By Khatchig Mouradian
The selection of Rahm Emanuel as chief of staff—the first major appointment by President-elect Barack Obama—did not fare well with many Armenian-Americans who supported the Illinois Senator’s bid for presidency. While the Armenian-Americans who overwhelmingly voted for Obama showed signs of unease, those who supported the McCain-Palin ticket were quick to exclaim, I told you so!
The concerns of Armenian-Americans are understandable. Beginning with his days in the Clinton Administration through his years in Congress, Emanuel’s support has been mixed. It appears—if we are to take Robert Novak’s word for it—Emanuel opposed Clinton Administration affirmation of the Armenian Genocide. And yet, in his first term in Congress in 2003, he cosponsored Armenian Genocide legislation (H.Res.193) and urged President Bush in 2003, 2004 and 2005 to properly characterize the events from 1915-1923 as genocide.
Back then, Emanuel wasn’t afraid to question U.S. assistance to Turkey. In fact, in February 2003, when Congress was considering a $24 billion aid package to Turkey in return for allowing U.S. troops to open up a northern front to battle Iraqi insurgents, Emanuel was positively poetic in listing the myriad of domestic uses for those funds—from “no child left behind programs,” to college tuition assistance. Turkey eventually blocked U.S. troops from setting up the northern front.
Since 2006, it appears Emanuel has gone back to his Clinton-Administration days, counseling Speaker Pelosi not to place the Armenian Genocide resolution on the House agenda—advice that Pelosi and the House leadership did not heed.
So, again, that Armenian-Americans are concerned is understandable. What is not understandable, however, is the leap that many Armenian-Americans are making—concluding that the appointment of Emanuel is proof that Obama is somehow on the road to reneging on his election pledge even before taking his oath of office.
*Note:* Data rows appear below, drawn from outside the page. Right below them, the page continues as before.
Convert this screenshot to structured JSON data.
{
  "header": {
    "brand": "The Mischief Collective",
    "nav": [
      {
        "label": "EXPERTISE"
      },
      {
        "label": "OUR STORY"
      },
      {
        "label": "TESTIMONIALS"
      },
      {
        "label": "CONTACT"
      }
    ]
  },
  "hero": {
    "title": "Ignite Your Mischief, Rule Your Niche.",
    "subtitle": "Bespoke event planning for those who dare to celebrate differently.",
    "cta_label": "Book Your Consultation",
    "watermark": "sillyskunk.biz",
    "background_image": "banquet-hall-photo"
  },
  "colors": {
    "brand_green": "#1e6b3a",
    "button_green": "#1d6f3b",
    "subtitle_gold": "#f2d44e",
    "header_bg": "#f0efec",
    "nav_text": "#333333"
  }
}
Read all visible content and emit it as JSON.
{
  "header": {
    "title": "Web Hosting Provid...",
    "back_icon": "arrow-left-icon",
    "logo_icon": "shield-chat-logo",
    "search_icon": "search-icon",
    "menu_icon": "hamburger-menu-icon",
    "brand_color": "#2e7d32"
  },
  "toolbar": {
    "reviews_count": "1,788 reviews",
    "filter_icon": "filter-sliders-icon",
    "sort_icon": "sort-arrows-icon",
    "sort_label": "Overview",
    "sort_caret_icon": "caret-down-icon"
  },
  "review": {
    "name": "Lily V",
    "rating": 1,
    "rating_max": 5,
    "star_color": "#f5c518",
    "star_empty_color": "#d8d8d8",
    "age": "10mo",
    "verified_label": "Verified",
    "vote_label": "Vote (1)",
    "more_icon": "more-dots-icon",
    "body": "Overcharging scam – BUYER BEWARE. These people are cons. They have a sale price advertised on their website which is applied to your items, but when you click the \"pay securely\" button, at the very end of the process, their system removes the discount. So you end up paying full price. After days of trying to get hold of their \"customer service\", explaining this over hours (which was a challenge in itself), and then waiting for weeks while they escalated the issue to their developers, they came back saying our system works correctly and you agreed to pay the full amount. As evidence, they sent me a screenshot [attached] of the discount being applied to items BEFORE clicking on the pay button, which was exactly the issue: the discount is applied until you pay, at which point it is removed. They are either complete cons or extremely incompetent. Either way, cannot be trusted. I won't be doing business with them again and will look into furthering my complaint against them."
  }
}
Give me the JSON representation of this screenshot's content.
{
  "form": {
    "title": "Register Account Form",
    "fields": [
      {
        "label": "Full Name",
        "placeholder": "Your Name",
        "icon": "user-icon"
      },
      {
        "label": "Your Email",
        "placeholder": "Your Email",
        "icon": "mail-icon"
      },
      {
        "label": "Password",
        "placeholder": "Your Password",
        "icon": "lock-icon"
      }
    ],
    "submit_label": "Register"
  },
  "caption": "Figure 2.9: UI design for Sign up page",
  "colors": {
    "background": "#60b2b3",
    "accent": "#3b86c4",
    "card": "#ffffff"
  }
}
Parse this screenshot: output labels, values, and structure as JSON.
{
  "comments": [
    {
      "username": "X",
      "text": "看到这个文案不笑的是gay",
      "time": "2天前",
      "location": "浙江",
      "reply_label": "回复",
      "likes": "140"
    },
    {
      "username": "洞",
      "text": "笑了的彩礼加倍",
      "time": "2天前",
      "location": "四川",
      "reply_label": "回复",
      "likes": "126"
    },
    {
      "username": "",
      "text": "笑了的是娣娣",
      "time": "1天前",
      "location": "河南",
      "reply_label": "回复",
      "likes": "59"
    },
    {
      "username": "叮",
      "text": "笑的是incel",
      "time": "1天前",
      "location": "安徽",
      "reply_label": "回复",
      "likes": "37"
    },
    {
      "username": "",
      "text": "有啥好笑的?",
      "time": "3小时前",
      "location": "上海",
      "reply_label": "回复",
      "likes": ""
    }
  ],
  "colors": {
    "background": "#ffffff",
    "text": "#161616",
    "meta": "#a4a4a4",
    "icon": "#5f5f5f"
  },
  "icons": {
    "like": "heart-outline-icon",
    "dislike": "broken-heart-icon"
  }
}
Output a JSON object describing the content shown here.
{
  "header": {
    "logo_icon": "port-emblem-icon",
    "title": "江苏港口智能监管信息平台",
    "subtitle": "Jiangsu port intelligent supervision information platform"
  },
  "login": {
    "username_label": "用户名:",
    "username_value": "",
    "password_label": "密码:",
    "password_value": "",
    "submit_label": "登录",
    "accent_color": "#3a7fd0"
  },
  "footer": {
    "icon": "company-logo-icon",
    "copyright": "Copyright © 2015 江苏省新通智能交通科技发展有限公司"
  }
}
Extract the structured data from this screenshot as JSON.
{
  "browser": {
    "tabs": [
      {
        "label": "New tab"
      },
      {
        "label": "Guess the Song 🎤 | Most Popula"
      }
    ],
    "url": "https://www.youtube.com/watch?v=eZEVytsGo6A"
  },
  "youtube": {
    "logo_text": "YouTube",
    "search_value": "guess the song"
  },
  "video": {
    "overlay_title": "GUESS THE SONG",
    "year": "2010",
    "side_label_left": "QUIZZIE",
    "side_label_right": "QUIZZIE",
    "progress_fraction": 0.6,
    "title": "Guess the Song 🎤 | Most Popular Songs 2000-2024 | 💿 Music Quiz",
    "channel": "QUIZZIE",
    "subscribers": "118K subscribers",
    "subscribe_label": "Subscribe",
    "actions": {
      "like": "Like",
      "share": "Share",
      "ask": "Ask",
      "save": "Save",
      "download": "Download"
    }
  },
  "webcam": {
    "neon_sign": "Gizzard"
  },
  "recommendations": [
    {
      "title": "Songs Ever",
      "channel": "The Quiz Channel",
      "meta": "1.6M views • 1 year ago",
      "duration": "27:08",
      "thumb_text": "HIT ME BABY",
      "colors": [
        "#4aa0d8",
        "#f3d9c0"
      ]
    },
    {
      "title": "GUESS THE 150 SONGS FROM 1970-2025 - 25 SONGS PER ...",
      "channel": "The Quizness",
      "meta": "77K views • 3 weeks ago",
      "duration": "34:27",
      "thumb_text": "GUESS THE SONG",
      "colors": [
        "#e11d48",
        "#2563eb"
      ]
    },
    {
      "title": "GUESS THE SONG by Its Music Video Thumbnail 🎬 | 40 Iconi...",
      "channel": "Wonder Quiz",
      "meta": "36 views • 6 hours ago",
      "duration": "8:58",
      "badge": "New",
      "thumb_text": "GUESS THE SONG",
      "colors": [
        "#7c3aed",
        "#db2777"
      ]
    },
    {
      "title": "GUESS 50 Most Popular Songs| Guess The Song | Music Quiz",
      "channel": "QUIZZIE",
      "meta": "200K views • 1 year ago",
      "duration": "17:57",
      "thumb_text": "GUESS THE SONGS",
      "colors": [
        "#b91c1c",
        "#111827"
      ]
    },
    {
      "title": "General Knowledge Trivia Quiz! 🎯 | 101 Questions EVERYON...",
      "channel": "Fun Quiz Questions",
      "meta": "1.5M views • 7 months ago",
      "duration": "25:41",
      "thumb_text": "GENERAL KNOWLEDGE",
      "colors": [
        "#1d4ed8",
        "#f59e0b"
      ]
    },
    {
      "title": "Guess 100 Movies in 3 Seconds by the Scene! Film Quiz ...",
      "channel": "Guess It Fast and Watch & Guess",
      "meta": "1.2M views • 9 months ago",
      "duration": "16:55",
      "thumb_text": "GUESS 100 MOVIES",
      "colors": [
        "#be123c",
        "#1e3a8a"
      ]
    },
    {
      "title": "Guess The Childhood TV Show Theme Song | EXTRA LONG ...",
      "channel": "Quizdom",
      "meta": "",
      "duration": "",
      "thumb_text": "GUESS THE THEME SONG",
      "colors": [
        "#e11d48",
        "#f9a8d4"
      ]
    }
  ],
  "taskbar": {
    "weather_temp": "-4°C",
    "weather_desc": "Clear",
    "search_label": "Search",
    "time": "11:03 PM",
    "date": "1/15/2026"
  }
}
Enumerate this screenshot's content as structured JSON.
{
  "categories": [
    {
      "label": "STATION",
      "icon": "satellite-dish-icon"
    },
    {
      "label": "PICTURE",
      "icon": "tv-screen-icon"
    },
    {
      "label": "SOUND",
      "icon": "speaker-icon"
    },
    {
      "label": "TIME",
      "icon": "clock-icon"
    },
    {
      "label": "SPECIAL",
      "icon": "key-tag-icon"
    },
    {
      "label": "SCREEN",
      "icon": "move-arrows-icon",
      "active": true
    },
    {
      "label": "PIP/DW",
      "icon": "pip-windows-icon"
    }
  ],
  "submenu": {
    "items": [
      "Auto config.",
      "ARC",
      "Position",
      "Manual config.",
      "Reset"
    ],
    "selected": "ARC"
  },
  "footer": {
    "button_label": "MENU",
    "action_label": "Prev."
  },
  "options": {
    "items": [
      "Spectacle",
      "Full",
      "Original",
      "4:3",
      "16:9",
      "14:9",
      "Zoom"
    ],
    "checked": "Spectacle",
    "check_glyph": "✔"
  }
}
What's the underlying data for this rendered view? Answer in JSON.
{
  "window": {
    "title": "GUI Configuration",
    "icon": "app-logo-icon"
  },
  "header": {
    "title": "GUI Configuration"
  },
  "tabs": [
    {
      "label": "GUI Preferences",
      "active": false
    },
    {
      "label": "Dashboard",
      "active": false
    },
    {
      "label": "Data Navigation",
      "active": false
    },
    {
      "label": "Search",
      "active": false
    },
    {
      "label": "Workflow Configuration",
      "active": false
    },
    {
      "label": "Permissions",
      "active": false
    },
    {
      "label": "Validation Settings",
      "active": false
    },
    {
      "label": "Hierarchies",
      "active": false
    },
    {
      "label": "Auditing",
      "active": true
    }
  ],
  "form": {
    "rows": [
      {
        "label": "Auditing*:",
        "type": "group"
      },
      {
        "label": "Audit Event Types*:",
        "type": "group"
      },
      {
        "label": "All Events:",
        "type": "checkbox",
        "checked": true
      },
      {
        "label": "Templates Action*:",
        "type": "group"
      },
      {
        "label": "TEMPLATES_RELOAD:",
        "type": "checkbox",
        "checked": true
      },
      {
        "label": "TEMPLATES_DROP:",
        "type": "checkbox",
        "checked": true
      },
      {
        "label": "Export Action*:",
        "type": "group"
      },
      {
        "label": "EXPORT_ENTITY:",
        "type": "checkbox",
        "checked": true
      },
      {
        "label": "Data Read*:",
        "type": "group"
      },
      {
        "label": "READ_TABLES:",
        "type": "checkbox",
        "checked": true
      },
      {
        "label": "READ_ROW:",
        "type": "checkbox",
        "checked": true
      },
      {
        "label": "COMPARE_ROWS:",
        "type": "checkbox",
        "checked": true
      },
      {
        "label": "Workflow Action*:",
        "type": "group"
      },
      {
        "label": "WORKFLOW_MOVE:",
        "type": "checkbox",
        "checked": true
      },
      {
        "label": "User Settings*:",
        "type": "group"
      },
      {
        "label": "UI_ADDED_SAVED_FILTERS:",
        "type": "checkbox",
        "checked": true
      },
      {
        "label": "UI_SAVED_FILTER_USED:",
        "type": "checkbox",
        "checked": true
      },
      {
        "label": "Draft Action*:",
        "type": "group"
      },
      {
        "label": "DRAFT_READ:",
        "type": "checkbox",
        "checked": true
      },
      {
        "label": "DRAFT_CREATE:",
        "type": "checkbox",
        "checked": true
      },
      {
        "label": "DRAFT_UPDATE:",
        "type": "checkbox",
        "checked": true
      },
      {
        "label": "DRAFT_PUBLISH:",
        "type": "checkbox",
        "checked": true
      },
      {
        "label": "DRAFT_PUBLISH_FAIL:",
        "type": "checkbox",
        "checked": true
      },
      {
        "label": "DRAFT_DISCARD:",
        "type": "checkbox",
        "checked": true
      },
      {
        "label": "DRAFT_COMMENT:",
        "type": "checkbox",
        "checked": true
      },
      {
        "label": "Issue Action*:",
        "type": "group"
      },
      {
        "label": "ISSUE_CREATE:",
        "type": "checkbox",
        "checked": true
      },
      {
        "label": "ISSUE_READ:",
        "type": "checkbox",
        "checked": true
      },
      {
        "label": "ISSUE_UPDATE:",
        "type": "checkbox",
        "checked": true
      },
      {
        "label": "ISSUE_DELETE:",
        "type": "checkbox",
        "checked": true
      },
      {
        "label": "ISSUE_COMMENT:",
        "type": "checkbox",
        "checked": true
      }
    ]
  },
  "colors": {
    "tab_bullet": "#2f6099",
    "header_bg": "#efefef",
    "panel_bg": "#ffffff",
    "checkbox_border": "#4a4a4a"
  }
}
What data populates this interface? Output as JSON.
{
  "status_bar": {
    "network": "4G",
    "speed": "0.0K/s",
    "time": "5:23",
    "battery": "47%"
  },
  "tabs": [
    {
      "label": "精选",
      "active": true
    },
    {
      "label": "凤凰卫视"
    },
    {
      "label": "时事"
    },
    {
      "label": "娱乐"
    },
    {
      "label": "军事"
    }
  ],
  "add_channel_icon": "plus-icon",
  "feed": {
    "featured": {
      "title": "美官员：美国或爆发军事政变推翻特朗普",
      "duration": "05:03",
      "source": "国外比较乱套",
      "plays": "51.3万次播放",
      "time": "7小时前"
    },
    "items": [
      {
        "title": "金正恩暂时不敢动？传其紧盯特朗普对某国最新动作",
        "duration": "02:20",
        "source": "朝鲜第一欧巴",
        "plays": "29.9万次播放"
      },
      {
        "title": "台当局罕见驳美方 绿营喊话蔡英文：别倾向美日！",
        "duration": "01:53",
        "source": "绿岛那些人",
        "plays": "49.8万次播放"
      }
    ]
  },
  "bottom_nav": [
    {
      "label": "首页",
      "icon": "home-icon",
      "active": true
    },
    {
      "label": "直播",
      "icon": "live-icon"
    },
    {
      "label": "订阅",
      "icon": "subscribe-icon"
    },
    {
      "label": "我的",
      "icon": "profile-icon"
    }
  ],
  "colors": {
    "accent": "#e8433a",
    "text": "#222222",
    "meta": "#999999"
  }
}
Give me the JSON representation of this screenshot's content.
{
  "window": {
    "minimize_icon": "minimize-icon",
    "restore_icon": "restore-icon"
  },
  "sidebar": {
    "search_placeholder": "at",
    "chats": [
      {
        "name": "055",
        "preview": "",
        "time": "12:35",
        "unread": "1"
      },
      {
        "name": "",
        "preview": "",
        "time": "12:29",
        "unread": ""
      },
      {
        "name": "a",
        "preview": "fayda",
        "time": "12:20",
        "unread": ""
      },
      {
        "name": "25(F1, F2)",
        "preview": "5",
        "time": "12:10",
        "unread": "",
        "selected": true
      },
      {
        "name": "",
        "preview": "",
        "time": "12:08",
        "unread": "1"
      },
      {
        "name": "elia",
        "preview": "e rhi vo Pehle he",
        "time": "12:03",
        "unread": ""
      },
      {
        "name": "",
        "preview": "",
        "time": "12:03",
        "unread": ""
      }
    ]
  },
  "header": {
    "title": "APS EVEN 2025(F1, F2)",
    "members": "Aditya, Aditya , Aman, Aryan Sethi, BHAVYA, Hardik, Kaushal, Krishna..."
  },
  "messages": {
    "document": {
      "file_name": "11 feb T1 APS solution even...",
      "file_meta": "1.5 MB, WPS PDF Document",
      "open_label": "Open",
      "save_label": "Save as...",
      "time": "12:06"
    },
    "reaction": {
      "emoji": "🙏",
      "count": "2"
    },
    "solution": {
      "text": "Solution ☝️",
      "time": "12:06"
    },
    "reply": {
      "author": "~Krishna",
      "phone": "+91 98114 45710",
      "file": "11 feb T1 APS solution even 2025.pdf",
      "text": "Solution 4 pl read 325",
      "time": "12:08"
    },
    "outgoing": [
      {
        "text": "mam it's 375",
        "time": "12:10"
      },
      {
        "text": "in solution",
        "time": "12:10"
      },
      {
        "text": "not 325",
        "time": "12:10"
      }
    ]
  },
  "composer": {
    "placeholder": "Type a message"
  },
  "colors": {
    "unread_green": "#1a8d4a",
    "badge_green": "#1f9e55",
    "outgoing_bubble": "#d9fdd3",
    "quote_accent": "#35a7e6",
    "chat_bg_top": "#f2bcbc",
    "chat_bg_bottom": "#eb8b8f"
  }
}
Such thinking comes off to be a bit naive. If the criteria for appointing a presidential chief of staff were for him to agree with the President on every single issue, no one would ever serve in that post. The President will have points of agreement and disagreement with his chief of staff—and all members of his Administration, for that matter—with the final word being that of the President, himself. Not to mention the fact that it is foolhardy to think that the President’s choice of a chief of staff would be decided on a single human rights issue—however just.
Armenian-American critics of the Emanuel pick ought to keep in mind the impressive record of President-elect Obama and—perhaps even more importantly—that of vice President-elect Biden, when it comes to issues of concern to Armenian-Americans. Although their record does not guarantee their support of Genocide recognition now that they have assumed the highest office of the country, it should, at least, make one think twice before jumping to conclusions.
Concentrating on the Emanuel pick is a distraction. Regardless of who the chief of staff is, immense pressure is going to be exerted on Obama—by some Washington elites, the Turkish state and U.S.-based lobby groups working openly or silently for the Turkish government—to dissuade him from recognizing the Armenian Genocide.
Given that reality, Armenian-Americans have two clear choices. To sit on their hands, thinking that they already did their part by voting for Obama and now it is his turn to deliver, or to struggle more fiercely than ever for truth and justice, knowing well that they have in the highest office of their country, a President who understands their struggle for truth and justice—certainly more than his predecessors.
Khatchig Mouradian is a writer, translator and journalist. He is the editor of the Armenian Weekly. He can be contacted at firstname.lastname@example.org.